Required action: For each entry, output its words exactly and leave any picture behind.

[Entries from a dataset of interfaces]
⁂
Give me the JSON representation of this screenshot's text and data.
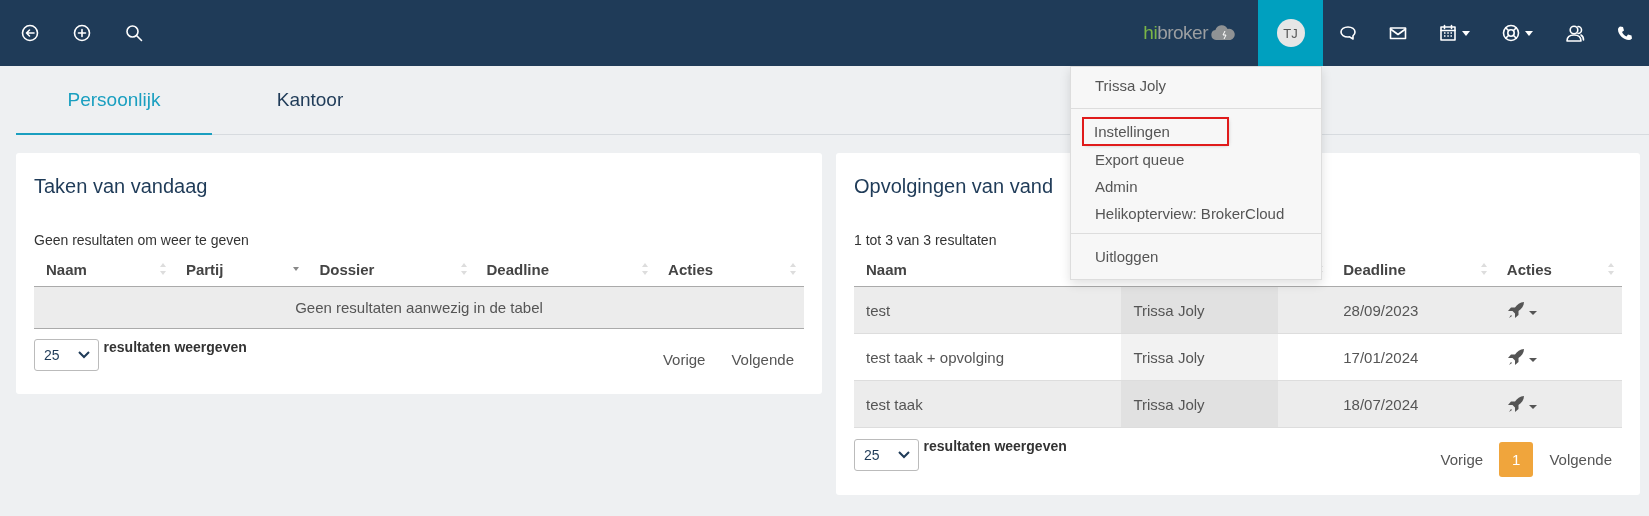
{
  "topbar": {
    "logo": {
      "part_1": "hi",
      "part_2": "broker"
    },
    "user": {
      "initials": "TJ",
      "selected": true
    },
    "icons": [
      {
        "kind": "chat",
        "caret": false
      },
      {
        "kind": "mail",
        "caret": false
      },
      {
        "kind": "calendar",
        "caret": true
      },
      {
        "kind": "lifebuoy",
        "caret": true
      },
      {
        "kind": "users",
        "caret": false
      },
      {
        "kind": "phone",
        "caret": false
      }
    ]
  },
  "tabs": [
    {
      "label": "Persoonlijk",
      "selected": true
    },
    {
      "label": "Kantoor",
      "selected": false
    }
  ],
  "cards": [
    {
      "title": "Taken van vandaag",
      "info": "Geen resultaten om weer te geven",
      "columns": [
        {
          "label": "Naam",
          "sortable": true,
          "sorted": false
        },
        {
          "label": "Partij",
          "sortable": true,
          "sorted": true
        },
        {
          "label": "Dossier",
          "sortable": true,
          "sorted": false
        },
        {
          "label": "Deadline",
          "sortable": true,
          "sorted": false
        },
        {
          "label": "Acties",
          "sortable": true,
          "sorted": false
        }
      ],
      "empty_message": "Geen resultaten aanwezig in de tabel",
      "page_size": "25",
      "page_size_label": "resultaten weergeven",
      "prev": "Vorige",
      "next": "Volgende"
    },
    {
      "title": "Opvolgingen van vand",
      "info": "1 tot 3 van 3 resultaten",
      "columns": [
        {
          "label": "Naam",
          "sortable": false,
          "sorted": false
        },
        {
          "sortable": false,
          "sorted": true
        },
        {
          "sortable": true,
          "sorted": false
        },
        {
          "label": "Deadline",
          "sortable": true,
          "sorted": false
        },
        {
          "label": "Acties",
          "sortable": true,
          "sorted": false
        }
      ],
      "rows": [
        {
          "cells": [
            "test",
            "Trissa Joly",
            null,
            "28/09/2023"
          ]
        },
        {
          "cells": [
            "test taak + opvolging",
            "Trissa Joly",
            null,
            "17/01/2024"
          ]
        },
        {
          "cells": [
            "test taak",
            "Trissa Joly",
            null,
            "18/07/2024"
          ]
        }
      ],
      "page_size": "25",
      "page_size_label": "resultaten weergeven",
      "prev": "Vorige",
      "next": "Volgende",
      "pages": [
        {
          "label": "1",
          "selected": true
        }
      ]
    }
  ],
  "user_menu": {
    "sections": [
      [
        {
          "label": "Trissa Joly",
          "highlighted": false
        }
      ],
      [
        {
          "label": "Instellingen",
          "highlighted": true
        },
        {
          "label": "Export queue",
          "highlighted": false
        },
        {
          "label": "Admin",
          "highlighted": false
        },
        {
          "label": "Helikopterview: BrokerCloud",
          "highlighted": false
        }
      ],
      [
        {
          "label": "Uitloggen",
          "highlighted": false
        }
      ]
    ]
  }
}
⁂
Written answer:
Give me the JSON representation of this screenshot's text and data.
{
  "topbar": {
    "logo": {
      "part_1": "hi",
      "part_2": "broker"
    },
    "user": {
      "initials": "TJ",
      "selected": true
    },
    "icons": [
      {
        "kind": "chat",
        "caret": false
      },
      {
        "kind": "mail",
        "caret": false
      },
      {
        "kind": "calendar",
        "caret": true
      },
      {
        "kind": "lifebuoy",
        "caret": true
      },
      {
        "kind": "users",
        "caret": false
      },
      {
        "kind": "phone",
        "caret": false
      }
    ]
  },
  "tabs": [
    {
      "label": "Persoonlijk",
      "selected": true
    },
    {
      "label": "Kantoor",
      "selected": false
    }
  ],
  "cards": [
    {
      "title": "Taken van vandaag",
      "info": "Geen resultaten om weer te geven",
      "columns": [
        {
          "label": "Naam",
          "sortable": true,
          "sorted": false
        },
        {
          "label": "Partij",
          "sortable": true,
          "sorted": true
        },
        {
          "label": "Dossier",
          "sortable": true,
          "sorted": false
        },
        {
          "label": "Deadline",
          "sortable": true,
          "sorted": false
        },
        {
          "label": "Acties",
          "sortable": true,
          "sorted": false
        }
      ],
      "empty_message": "Geen resultaten aanwezig in de tabel",
      "page_size": "25",
      "page_size_label": "resultaten weergeven",
      "prev": "Vorige",
      "next": "Volgende"
    },
    {
      "title": "Opvolgingen van vand",
      "info": "1 tot 3 van 3 resultaten",
      "columns": [
        {
          "label": "Naam",
          "sortable": false,
          "sorted": false
        },
        {
          "sortable": false,
          "sorted": true
        },
        {
          "sortable": true,
          "sorted": false
        },
        {
          "label": "Deadline",
          "sortable": true,
          "sorted": false
        },
        {
          "label": "Acties",
          "sortable": true,
          "sorted": false
        }
      ],
      "rows": [
        {
          "cells": [
            "test",
            "Trissa Joly",
            null,
            "28/09/2023"
          ]
        },
        {
          "cells": [
            "test taak + opvolging",
            "Trissa Joly",
            null,
            "17/01/2024"
          ]
        },
        {
          "cells": [
            "test taak",
            "Trissa Joly",
            null,
            "18/07/2024"
          ]
        }
      ],
      "page_size": "25",
      "page_size_label": "resultaten weergeven",
      "prev": "Vorige",
      "next": "Volgende",
      "pages": [
        {
          "label": "1",
          "selected": true
        }
      ]
    }
  ],
  "user_menu": {
    "sections": [
      [
        {
          "label": "Trissa Joly",
          "highlighted": false
        }
      ],
      [
        {
          "label": "Instellingen",
          "highlighted": true
        },
        {
          "label": "Export queue",
          "highlighted": false
        },
        {
          "label": "Admin",
          "highlighted": false
        },
        {
          "label": "Helikopterview: BrokerCloud",
          "highlighted": false
        }
      ],
      [
        {
          "label": "Uitloggen",
          "highlighted": false
        }
      ]
    ]
  }
}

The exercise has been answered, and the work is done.